Renowned author Dan Brown looked on proudly at the stage, which resembled a kind of raised platform made of wood. The blackened silhouettes of the actors dazzled him with their bright blue eyes and ghostly white faces. But as he stared with the eyes located under his side-parted hair, a terrible fear gripped him gently. Was this performance about to become a critical hit? Or would the stage adaption of his novel The Da Vinci Code merely cement his reputation as a terrible writer?
Theatregoers in the UK are about to find out as Brown’s 2003 bestseller hits the stage for the first time next year. The book defied its critics, selling 100m copies despite being described by Salman Rushdie as “a novel so bad that it gives bad novels a bad name”.
Its plot, which involves the murder of the Louvre’s curator and the race to solve a series of baffling codes left beside his body, has been adapted by Rachel Wagstaff (Birdsong, The Girl on the Train) and Duncan Abel (The Girl on the Train). Luke Sheppard, whose previous work includes the musical version of The Secret Diary of Adrian Mole Aged 13 ¾ and the new West End jukebox musical & Juliet, will direct.
“I am thrilled that The Da Vinci Code is being adapted for the stage, and excited to see the unique potential of live theatre enhance this story,” said Brown. “The team making the production has been faithful to the book, but will also bring something new for the audience, in what is certain to be a gripping, fast-paced stage thriller and a thoroughly entertaining show.”
The news caps a big week for fans of Brown, after Eddie Izzard was cast in a US TV pilot of his 2009 blockbuster, The Lost Symbol.

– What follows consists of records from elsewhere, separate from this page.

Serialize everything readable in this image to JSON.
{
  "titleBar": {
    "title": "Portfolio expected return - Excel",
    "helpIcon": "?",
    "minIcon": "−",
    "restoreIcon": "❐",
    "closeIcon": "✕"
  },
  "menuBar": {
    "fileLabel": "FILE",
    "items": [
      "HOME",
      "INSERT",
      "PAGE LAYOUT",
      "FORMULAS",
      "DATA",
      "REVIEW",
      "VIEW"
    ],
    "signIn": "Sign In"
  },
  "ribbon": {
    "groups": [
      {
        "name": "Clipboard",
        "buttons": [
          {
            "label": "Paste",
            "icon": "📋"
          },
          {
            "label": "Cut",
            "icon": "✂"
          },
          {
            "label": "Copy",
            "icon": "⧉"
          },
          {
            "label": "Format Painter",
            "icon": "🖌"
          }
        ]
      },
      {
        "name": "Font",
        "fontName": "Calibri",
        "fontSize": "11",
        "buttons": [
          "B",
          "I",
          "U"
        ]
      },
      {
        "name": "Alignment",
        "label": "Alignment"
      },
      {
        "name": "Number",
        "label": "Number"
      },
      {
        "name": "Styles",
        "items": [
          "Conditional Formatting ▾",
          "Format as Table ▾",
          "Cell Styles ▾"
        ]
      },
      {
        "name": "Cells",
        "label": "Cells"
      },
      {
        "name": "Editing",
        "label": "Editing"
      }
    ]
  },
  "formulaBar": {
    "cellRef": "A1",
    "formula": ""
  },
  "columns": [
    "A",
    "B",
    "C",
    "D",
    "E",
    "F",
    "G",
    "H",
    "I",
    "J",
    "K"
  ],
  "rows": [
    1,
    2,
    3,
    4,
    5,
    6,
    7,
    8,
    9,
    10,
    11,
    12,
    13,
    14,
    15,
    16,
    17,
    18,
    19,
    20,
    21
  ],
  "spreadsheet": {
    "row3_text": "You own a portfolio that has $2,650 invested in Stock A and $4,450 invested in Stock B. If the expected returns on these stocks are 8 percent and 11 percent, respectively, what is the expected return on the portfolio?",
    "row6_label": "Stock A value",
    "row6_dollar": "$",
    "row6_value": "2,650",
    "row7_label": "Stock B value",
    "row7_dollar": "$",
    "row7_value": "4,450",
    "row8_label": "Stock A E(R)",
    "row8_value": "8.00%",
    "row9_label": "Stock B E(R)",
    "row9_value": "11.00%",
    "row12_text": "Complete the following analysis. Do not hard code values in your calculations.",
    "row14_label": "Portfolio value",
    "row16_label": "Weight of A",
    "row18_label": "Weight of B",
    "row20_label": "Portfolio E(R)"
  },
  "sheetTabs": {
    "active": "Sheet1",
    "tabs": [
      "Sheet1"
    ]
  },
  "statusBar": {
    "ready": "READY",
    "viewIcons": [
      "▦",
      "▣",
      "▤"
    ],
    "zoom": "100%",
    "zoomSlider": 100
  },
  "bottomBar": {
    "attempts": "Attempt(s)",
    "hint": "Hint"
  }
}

The stage show will premiere on 3 April 2021 at the Churchill theatre in Bromley, London. Only then will audiences get to experience lines such as: “Almost inconceivably, the gun into which she was now staring was clutched in the pale hand of an enormous albino with long white hair.”